▶ _Exercise_
Tell how many lines of the data below have the string "name" in them. Say nothing more.

(Dataset rows describing interfaces)
════════
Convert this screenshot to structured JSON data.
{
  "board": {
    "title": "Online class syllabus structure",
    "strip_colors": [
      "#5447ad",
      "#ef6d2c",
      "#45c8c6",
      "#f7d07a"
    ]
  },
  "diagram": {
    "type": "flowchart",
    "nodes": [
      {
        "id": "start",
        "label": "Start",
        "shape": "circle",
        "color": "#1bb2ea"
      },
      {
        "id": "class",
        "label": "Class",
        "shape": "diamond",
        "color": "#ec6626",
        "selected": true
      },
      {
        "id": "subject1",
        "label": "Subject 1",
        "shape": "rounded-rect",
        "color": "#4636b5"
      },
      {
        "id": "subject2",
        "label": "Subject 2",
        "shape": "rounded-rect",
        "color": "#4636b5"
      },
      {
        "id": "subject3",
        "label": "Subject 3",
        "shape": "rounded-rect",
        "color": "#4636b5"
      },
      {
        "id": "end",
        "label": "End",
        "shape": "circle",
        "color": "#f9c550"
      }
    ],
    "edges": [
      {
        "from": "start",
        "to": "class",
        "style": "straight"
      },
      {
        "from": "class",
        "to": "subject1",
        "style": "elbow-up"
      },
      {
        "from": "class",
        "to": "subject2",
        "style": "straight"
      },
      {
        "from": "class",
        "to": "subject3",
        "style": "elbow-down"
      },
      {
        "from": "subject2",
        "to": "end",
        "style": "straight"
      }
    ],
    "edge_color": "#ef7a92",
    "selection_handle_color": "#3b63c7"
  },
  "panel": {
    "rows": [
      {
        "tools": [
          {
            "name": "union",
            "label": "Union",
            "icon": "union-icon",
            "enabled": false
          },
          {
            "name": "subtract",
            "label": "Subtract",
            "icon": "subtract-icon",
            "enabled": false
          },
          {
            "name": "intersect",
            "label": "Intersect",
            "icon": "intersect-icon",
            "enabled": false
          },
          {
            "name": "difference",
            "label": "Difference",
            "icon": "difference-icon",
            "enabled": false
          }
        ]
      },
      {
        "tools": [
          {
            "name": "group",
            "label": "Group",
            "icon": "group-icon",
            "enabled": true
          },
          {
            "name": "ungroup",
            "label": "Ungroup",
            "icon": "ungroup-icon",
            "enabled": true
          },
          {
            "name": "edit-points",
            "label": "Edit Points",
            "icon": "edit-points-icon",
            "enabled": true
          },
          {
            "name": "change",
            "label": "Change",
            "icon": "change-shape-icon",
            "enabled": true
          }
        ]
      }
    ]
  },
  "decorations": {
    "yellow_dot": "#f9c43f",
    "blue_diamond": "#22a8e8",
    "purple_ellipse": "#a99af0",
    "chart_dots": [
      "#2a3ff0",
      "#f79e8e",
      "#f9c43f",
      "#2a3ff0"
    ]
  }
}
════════
▶ _Written answer_
8